Everyone has a budget, especially with hobbies... well, sometimes. So I found this blog article on how to do photography for cheap.
Aside from the picture of the home-made tripod making me laugh, it brought up some interesting points. The blogger mostly recommends using film camera, so you'll learn from your mistakes quicker, thanks for film development costs.
Unfortunately, I'll have to disagree there. True, film costs more, so you'll be careful with your frames to not waste them, but chemical and film costs can add up. When I did film photography back in high school, those $3 rolls of films (or was it $4?) per assignment quickly added up. Also, it was one roll per assignment, so we didn't have much of a second chance at learning from our mistakes for next time. Plus, there's a lot of techniques you can do when making prints that you can get by with having okay quality shots. That's just me.
On the other hand, natural lighting and shooting at free locations is true, especially when starting out. Not because it's cheap, but it's really good practice. Different lighting lets you practice with aperture, shutter speed, film speed, etc.
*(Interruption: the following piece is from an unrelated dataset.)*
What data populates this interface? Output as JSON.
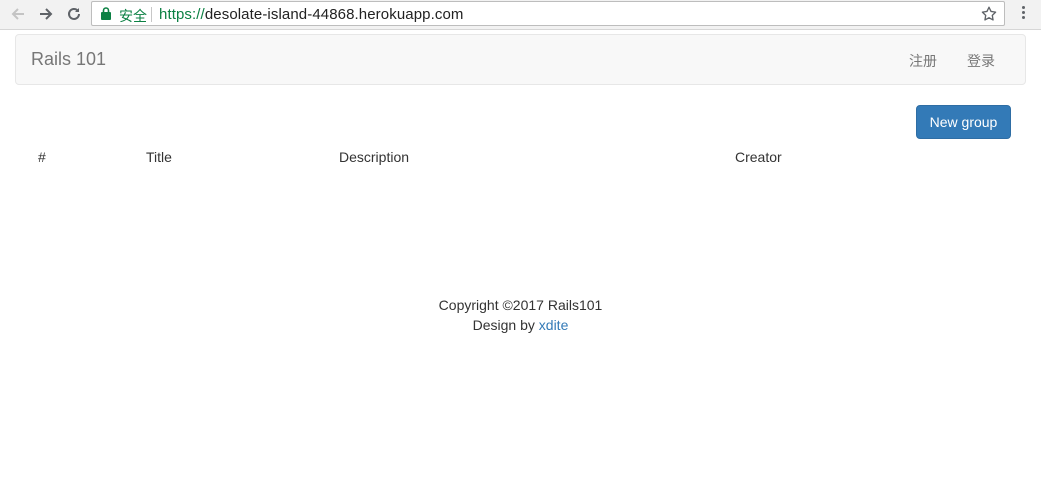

And locations will help with image composition. But in the end, it's practice that improves one's skill. :)